### About this exercise
Everything in the listing below must be set down again exactly, apart from the pictures.

### Input data
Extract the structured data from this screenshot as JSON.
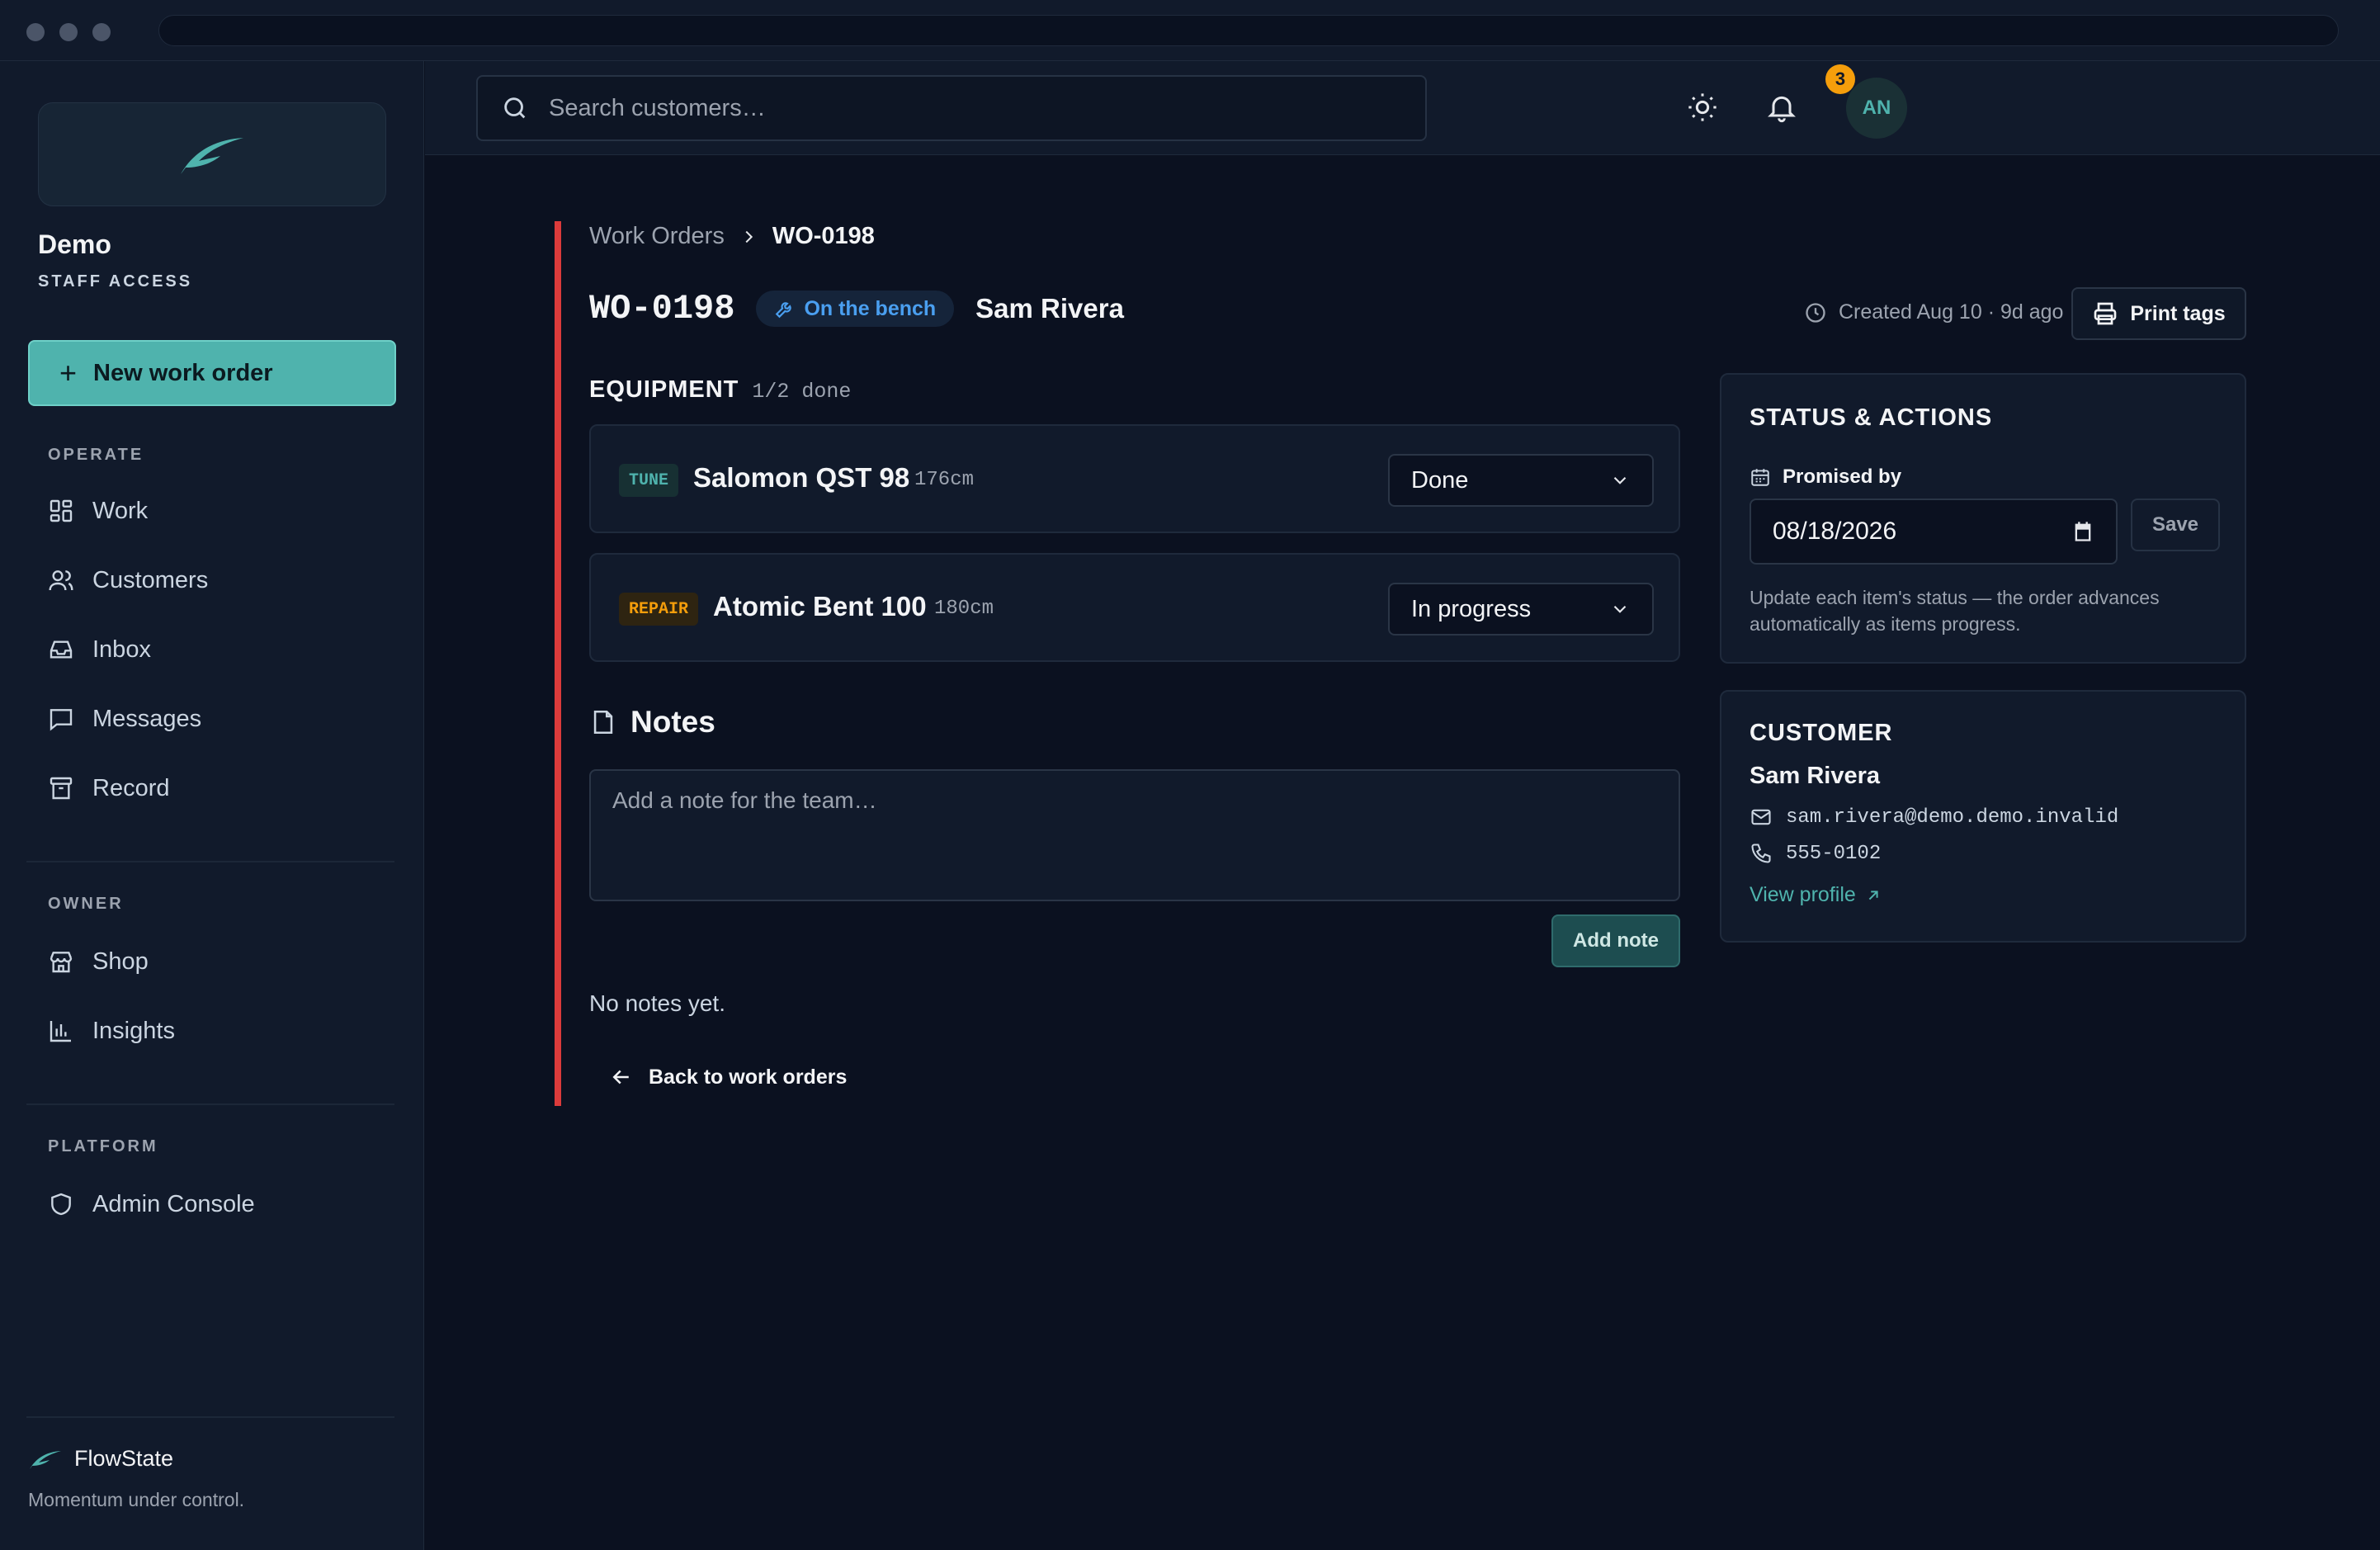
{
  "sidebar": {
    "brand_name": "Demo",
    "brand_sub": "STAFF ACCESS",
    "new_button": "New work order",
    "sections": {
      "operate": "OPERATE",
      "owner": "OWNER",
      "platform": "PLATFORM"
    },
    "items": {
      "work": "Work",
      "customers": "Customers",
      "inbox": "Inbox",
      "messages": "Messages",
      "record": "Record",
      "shop": "Shop",
      "insights": "Insights",
      "admin": "Admin Console"
    },
    "footer_brand": "FlowState",
    "footer_tagline": "Momentum under control."
  },
  "topbar": {
    "search_placeholder": "Search customers…",
    "notification_count": "3",
    "avatar_initials": "AN",
    "icons": [
      "search-icon",
      "sun-icon",
      "bell-icon"
    ]
  },
  "breadcrumb": {
    "parent": "Work Orders",
    "current": "WO-0198"
  },
  "order": {
    "id": "WO-0198",
    "status": "On the bench",
    "customer_name": "Sam Rivera",
    "created": "Created Aug 10 · 9d ago",
    "print_label": "Print tags"
  },
  "equipment": {
    "heading": "EQUIPMENT",
    "progress": "1/2 done",
    "items": [
      {
        "tag": "TUNE",
        "name": "Salomon QST 98",
        "length": "176cm",
        "status": "Done"
      },
      {
        "tag": "REPAIR",
        "name": "Atomic Bent 100",
        "length": "180cm",
        "status": "In progress"
      }
    ]
  },
  "notes": {
    "heading": "Notes",
    "placeholder": "Add a note for the team…",
    "add_label": "Add note",
    "empty": "No notes yet."
  },
  "back_label": "Back to work orders",
  "status_panel": {
    "title": "STATUS & ACTIONS",
    "promised_label": "Promised by",
    "promised_date": "08/18/2026",
    "save_label": "Save",
    "help": "Update each item's status — the order advances automatically as items progress."
  },
  "customer_panel": {
    "title": "CUSTOMER",
    "name": "Sam Rivera",
    "email": "sam.rivera@demo.demo.invalid",
    "phone": "555-0102",
    "profile_link": "View profile"
  },
  "colors": {
    "accent": "#4fb3ad",
    "danger_bar": "#dc3b3b",
    "status_blue": "#4a9ff0",
    "badge": "#f59e0b",
    "tune_tag": "#4fb3ad",
    "repair_tag": "#f59e0b"
  }
}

### Your response
Extract the structured data from this screenshot as JSON.
{
  "sidebar": {
    "brand_name": "Demo",
    "brand_sub": "STAFF ACCESS",
    "new_button": "New work order",
    "sections": {
      "operate": "OPERATE",
      "owner": "OWNER",
      "platform": "PLATFORM"
    },
    "items": {
      "work": "Work",
      "customers": "Customers",
      "inbox": "Inbox",
      "messages": "Messages",
      "record": "Record",
      "shop": "Shop",
      "insights": "Insights",
      "admin": "Admin Console"
    },
    "footer_brand": "FlowState",
    "footer_tagline": "Momentum under control."
  },
  "topbar": {
    "search_placeholder": "Search customers…",
    "notification_count": "3",
    "avatar_initials": "AN",
    "icons": [
      "search-icon",
      "sun-icon",
      "bell-icon"
    ]
  },
  "breadcrumb": {
    "parent": "Work Orders",
    "current": "WO-0198"
  },
  "order": {
    "id": "WO-0198",
    "status": "On the bench",
    "customer_name": "Sam Rivera",
    "created": "Created Aug 10 · 9d ago",
    "print_label": "Print tags"
  },
  "equipment": {
    "heading": "EQUIPMENT",
    "progress": "1/2 done",
    "items": [
      {
        "tag": "TUNE",
        "name": "Salomon QST 98",
        "length": "176cm",
        "status": "Done"
      },
      {
        "tag": "REPAIR",
        "name": "Atomic Bent 100",
        "length": "180cm",
        "status": "In progress"
      }
    ]
  },
  "notes": {
    "heading": "Notes",
    "placeholder": "Add a note for the team…",
    "add_label": "Add note",
    "empty": "No notes yet."
  },
  "back_label": "Back to work orders",
  "status_panel": {
    "title": "STATUS & ACTIONS",
    "promised_label": "Promised by",
    "promised_date": "08/18/2026",
    "save_label": "Save",
    "help": "Update each item's status — the order advances automatically as items progress."
  },
  "customer_panel": {
    "title": "CUSTOMER",
    "name": "Sam Rivera",
    "email": "sam.rivera@demo.demo.invalid",
    "phone": "555-0102",
    "profile_link": "View profile"
  },
  "colors": {
    "accent": "#4fb3ad",
    "danger_bar": "#dc3b3b",
    "status_blue": "#4a9ff0",
    "badge": "#f59e0b",
    "tune_tag": "#4fb3ad",
    "repair_tag": "#f59e0b"
  }
}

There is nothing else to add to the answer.